It is difficult to express how strongly I have felt about that.

But let me underscore it:

I have delayed my departure from USIA, and postponed the assumption of my new duties, because I wanted to preside at today’s honor award ceremonies—and to thank you for the great satisfaction you have given me during the three years I have had the honor to be your Director. And now that chapter ends.

Today is my last day as Director of USIA.

And this will be my last official act.

I thank you for the unstinting cooperation you have given me, and I salute you for what you are doing on behalf of our country.

My thoughts will be with you.

I will miss you more than you will miss me. I will look back upon happy years, exciting experiences, new and lasting friendships; and I will always remember colleagues with whom I shared satisfying achievements, laughter, anger, sadness, excitement, and, sometimes, frustration—but never boredom.

And so, may it always be.
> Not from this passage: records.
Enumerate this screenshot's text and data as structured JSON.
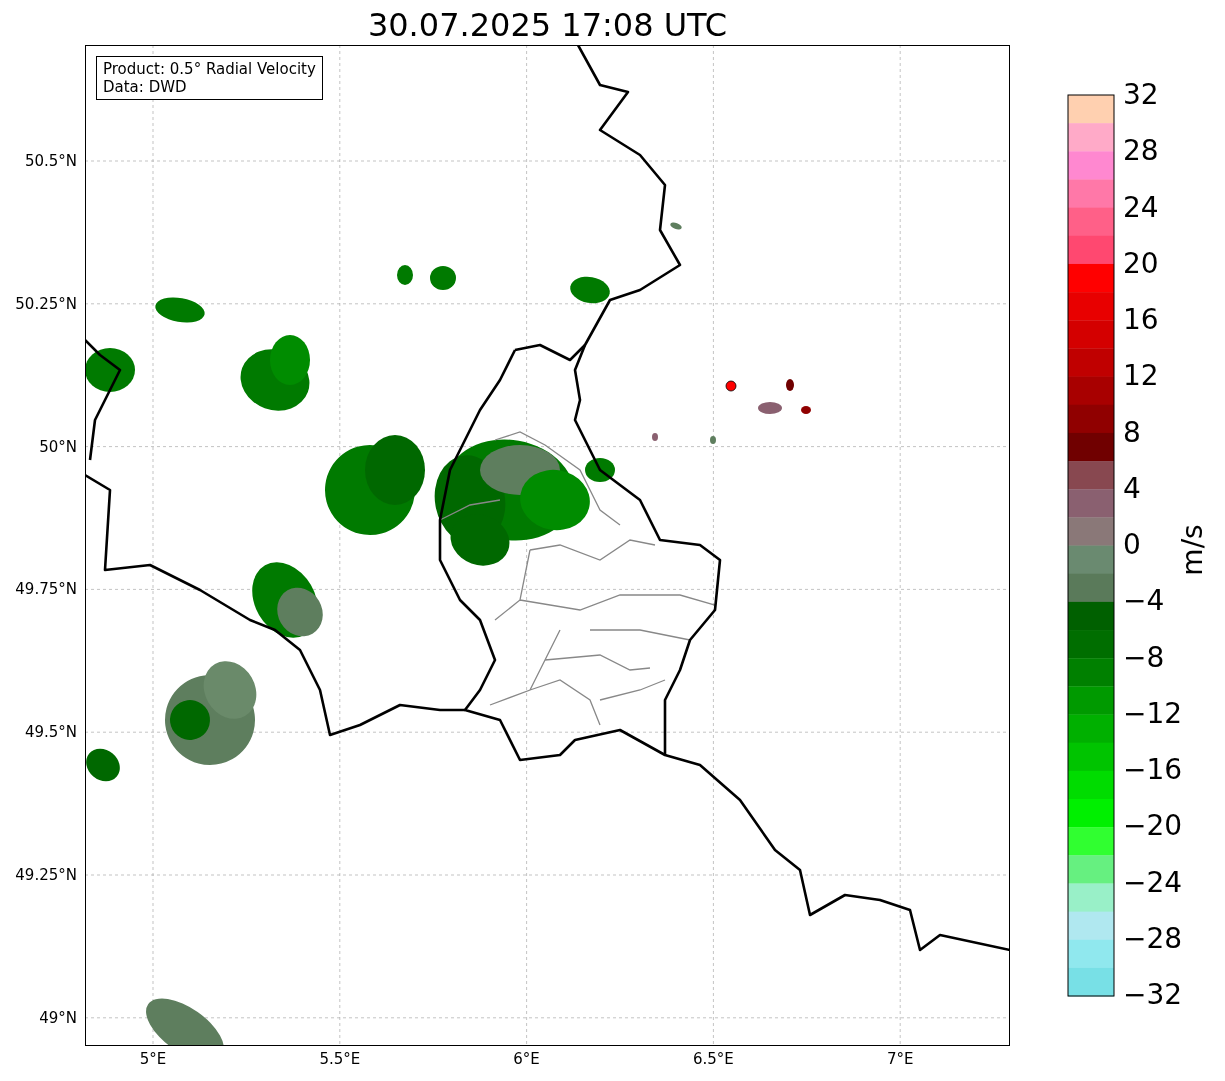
{
  "title": "30.07.2025 17:08 UTC",
  "info_box": {
    "lines": [
      "Product: 0.5° Radial Velocity",
      "Data: DWD"
    ]
  },
  "map": {
    "y_ticks": [
      "50.5°N",
      "50.25°N",
      "50°N",
      "49.75°N",
      "49.5°N",
      "49.25°N",
      "49°N"
    ],
    "x_ticks": [
      "5°E",
      "5.5°E",
      "6°E",
      "6.5°E",
      "7°E"
    ]
  },
  "colorbar": {
    "label": "m/s",
    "ticks": [
      "32",
      "28",
      "24",
      "20",
      "16",
      "12",
      "8",
      "4",
      "0",
      "−4",
      "−8",
      "−12",
      "−16",
      "−20",
      "−24",
      "−28",
      "−32"
    ]
  }
}
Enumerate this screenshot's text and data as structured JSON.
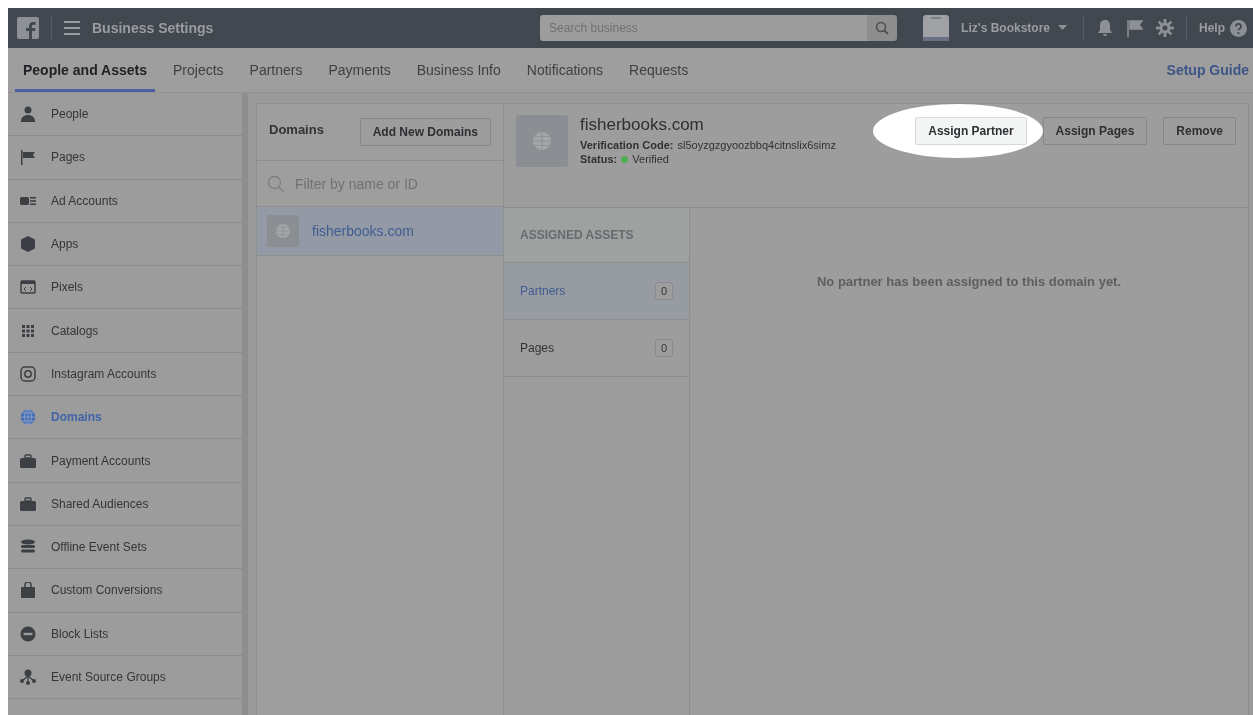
{
  "top_bar": {
    "title": "Business Settings",
    "search": {
      "placeholder": "Search business"
    },
    "account": "Liz's Bookstore",
    "help": "Help"
  },
  "tabs": [
    {
      "label": "People and Assets",
      "selected": true
    },
    {
      "label": "Projects",
      "selected": false
    },
    {
      "label": "Partners",
      "selected": false
    },
    {
      "label": "Payments",
      "selected": false
    },
    {
      "label": "Business Info",
      "selected": false
    },
    {
      "label": "Notifications",
      "selected": false
    },
    {
      "label": "Requests",
      "selected": false
    }
  ],
  "setup_guide": "Setup Guide",
  "sidebar": {
    "items": [
      {
        "label": "People",
        "selected": false
      },
      {
        "label": "Pages",
        "selected": false
      },
      {
        "label": "Ad Accounts",
        "selected": false
      },
      {
        "label": "Apps",
        "selected": false
      },
      {
        "label": "Pixels",
        "selected": false
      },
      {
        "label": "Catalogs",
        "selected": false
      },
      {
        "label": "Instagram Accounts",
        "selected": false
      },
      {
        "label": "Domains",
        "selected": true
      },
      {
        "label": "Payment Accounts",
        "selected": false
      },
      {
        "label": "Shared Audiences",
        "selected": false
      },
      {
        "label": "Offline Event Sets",
        "selected": false
      },
      {
        "label": "Custom Conversions",
        "selected": false
      },
      {
        "label": "Block Lists",
        "selected": false
      },
      {
        "label": "Event Source Groups",
        "selected": false
      }
    ]
  },
  "domains_panel": {
    "title": "Domains",
    "add_button": "Add New Domains",
    "filter": {
      "placeholder": "Filter by name or ID"
    },
    "items": [
      {
        "name": "fisherbooks.com",
        "selected": true
      }
    ]
  },
  "domain_detail": {
    "name": "fisherbooks.com",
    "verification_label": "Verification Code:",
    "verification_code": "sl5oyzgzgyoozbbq4citnslix6simz",
    "status_label": "Status:",
    "status": "Verified",
    "buttons": [
      {
        "label": "Assign Partner",
        "highlighted": true
      },
      {
        "label": "Assign Pages",
        "highlighted": false
      },
      {
        "label": "Remove",
        "highlighted": false
      }
    ],
    "assets_heading": "ASSIGNED ASSETS",
    "assets": [
      {
        "label": "Partners",
        "count": "0",
        "selected": true
      },
      {
        "label": "Pages",
        "count": "0",
        "selected": false
      }
    ],
    "empty_message": "No partner has been assigned to this domain yet."
  }
}
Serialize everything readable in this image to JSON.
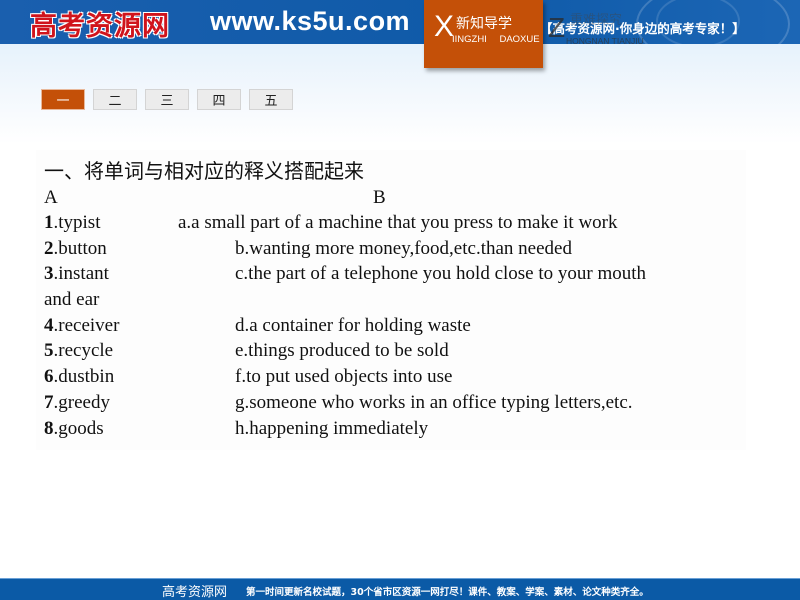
{
  "header": {
    "logo_cn": "高考资源网",
    "logo_url": "www.ks5u.com",
    "slogan": "【高考资源网·你身边的高考专家！】",
    "section_tag": {
      "letter": "X",
      "title": "新知导学",
      "pinyin": "IINGZHI DAOXUE"
    },
    "ghost_tag": {
      "letter": "Z",
      "title": "重难探究",
      "pinyin": "HONGNAN TIANJIU"
    }
  },
  "tabs": [
    {
      "label": "一",
      "active": true
    },
    {
      "label": "二",
      "active": false
    },
    {
      "label": "三",
      "active": false
    },
    {
      "label": "四",
      "active": false
    },
    {
      "label": "五",
      "active": false
    }
  ],
  "exercise": {
    "title": "一、将单词与相对应的释义搭配起来",
    "column_a": "A",
    "column_b": "B",
    "words": [
      {
        "num": "1",
        "word": ".typist"
      },
      {
        "num": "2",
        "word": ".button"
      },
      {
        "num": "3",
        "word": ".instant"
      },
      {
        "num": "4",
        "word": ".receiver"
      },
      {
        "num": "5",
        "word": ".recycle"
      },
      {
        "num": "6",
        "word": ".dustbin"
      },
      {
        "num": "7",
        "word": ".greedy"
      },
      {
        "num": "8",
        "word": ".goods"
      }
    ],
    "definitions": [
      "a.a small part of a machine that you press to make it work",
      "b.wanting more money,food,etc.than needed",
      "c.the part of a telephone you hold close to your mouth",
      "d.a container for holding waste",
      "e.things produced to be sold",
      "f.to put used objects into use",
      "g.someone who works in an office typing letters,etc.",
      "h.happening immediately"
    ],
    "continuation": "and ear"
  },
  "footer": {
    "brand": "高考资源网",
    "text": "第一时间更新名校试题，30个省市区资源一网打尽！课件、教案、学案、素材、论文种类齐全。"
  },
  "colors": {
    "header_blue": "#0f5aa8",
    "accent_orange": "#c45008",
    "logo_red": "#d0141c"
  }
}
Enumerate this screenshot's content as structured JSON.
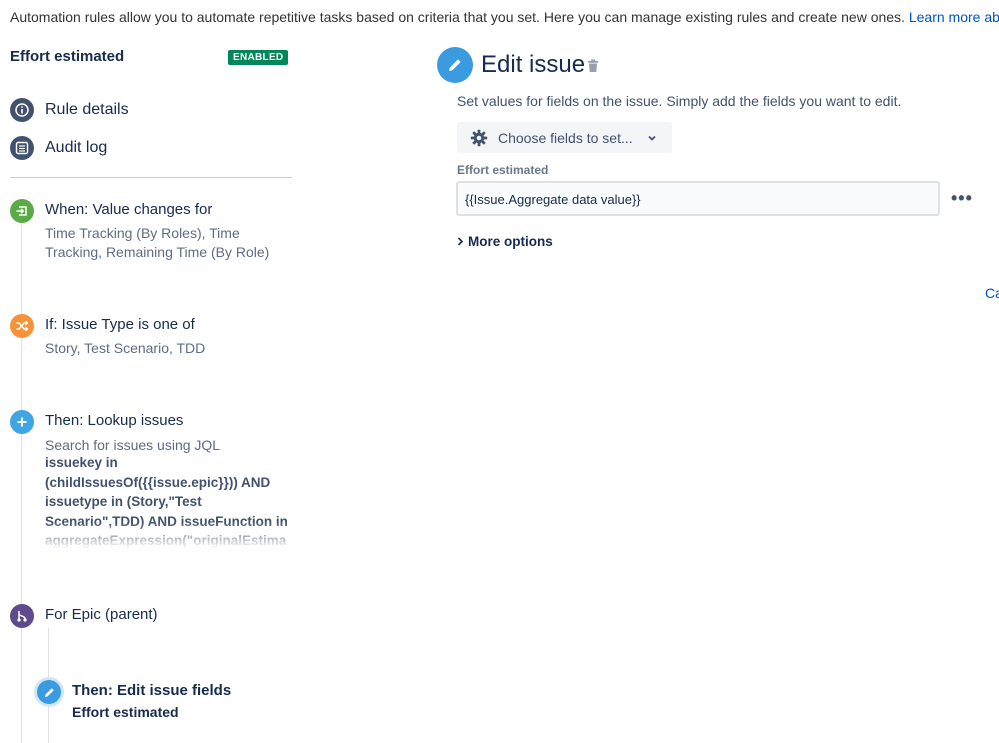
{
  "intro": {
    "text": "Automation rules allow you to automate repetitive tasks based on criteria that you set. Here you can manage existing rules and create new ones. ",
    "link": "Learn more about a"
  },
  "rule": {
    "title": "Effort estimated",
    "status": "ENABLED"
  },
  "nav": {
    "details": "Rule details",
    "audit": "Audit log"
  },
  "steps": {
    "trigger": {
      "title": "When: Value changes for",
      "subtitle": "Time Tracking (By Roles), Time Tracking, Remaining Time (By Role)",
      "color": "#5aab47"
    },
    "condition": {
      "title": "If: Issue Type is one of",
      "subtitle": "Story, Test Scenario, TDD",
      "color": "#f6923a"
    },
    "lookup": {
      "title": "Then: Lookup issues",
      "subtitle": "Search for issues using JQL",
      "jql": "issuekey in (childIssuesOf({{issue.epic}})) AND issuetype in (Story,\"Test Scenario\",TDD) AND issueFunction in aggregateExpression(\"originalEstima",
      "color": "#3fa6e3"
    },
    "branch": {
      "title": "For Epic (parent)",
      "color": "#5e4a8c"
    },
    "edit": {
      "title": "Then: Edit issue fields",
      "subtitle": "Effort estimated",
      "color": "#3b9be0"
    }
  },
  "panel": {
    "title": "Edit issue",
    "description": "Set values for fields on the issue. Simply add the fields you want to edit.",
    "choose_fields": "Choose fields to set...",
    "field_label": "Effort estimated",
    "field_value": "{{Issue.Aggregate data value}}",
    "more_options": "More options",
    "cancel": "Ca"
  }
}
  1. Source: National Archives, RG 306, USIA Historical Collection, Office of the Director, Biographic Files Relating to USIA Directors and Other Senior Officials, 1953–2000, Entry A1–1069, Box 13, Leonard H. Marks, Speeches, 1966–1968. No classification marking. Additional copies are in the Johnson Library, Marks Papers, Box 21, Speeches by Leonard H. Marks; and the National Archives, RG 306, USIA Historical Collection, Agency History Program Subject Files, 1926–1972, Entry A1–1072, Box 5, L. Marks, Reports, 1968.
  2. Marks started his official duties as USIA Director on September 1, 1965; see Document 56.
  3. On August 11, 1965, riots broke out in the Watts neighborhood of Los Angeles, California following the arrest of an African American motorist. The riots continued for approximately a week. An official investigation report suggested that the causes for the riots were deeper and included poverty, inequality, and racial discrimination. (Dave Smith, “Los Angeles Area Tense After Riot,” Washington Post, August 13, 1965, p. A2; Peter Bart, “New Negro Riots Erupt on Coast,” New York Times, August 13, 1965, p. 1; and Alfred Friendly, “Official Watts Riot Report Pulls No Punches,” Washington Post, December 13, 1965, p. A4)
  4. The prior USIA Directors from its inception were: Theodore Cuyler Steibert (1953–1956), Arthur Larson (1956–1957), George Venable Allen (1957–1960), Edward R. Murrow (1961–1964), and Carl T. Rowan (1964–1965).
  5. Regarding the PPBS, see footnote 2, Document 108.
  6. Marks is quoting from an address President Wilson delivered before the Southern Commercial Congress in Mobile, Alabama, on October 27, 1913. (“No Conquest, Wilson’s Pledge,” New York Times, October 28, 1913, p. 1)
  7. See footnote 2, Document 30.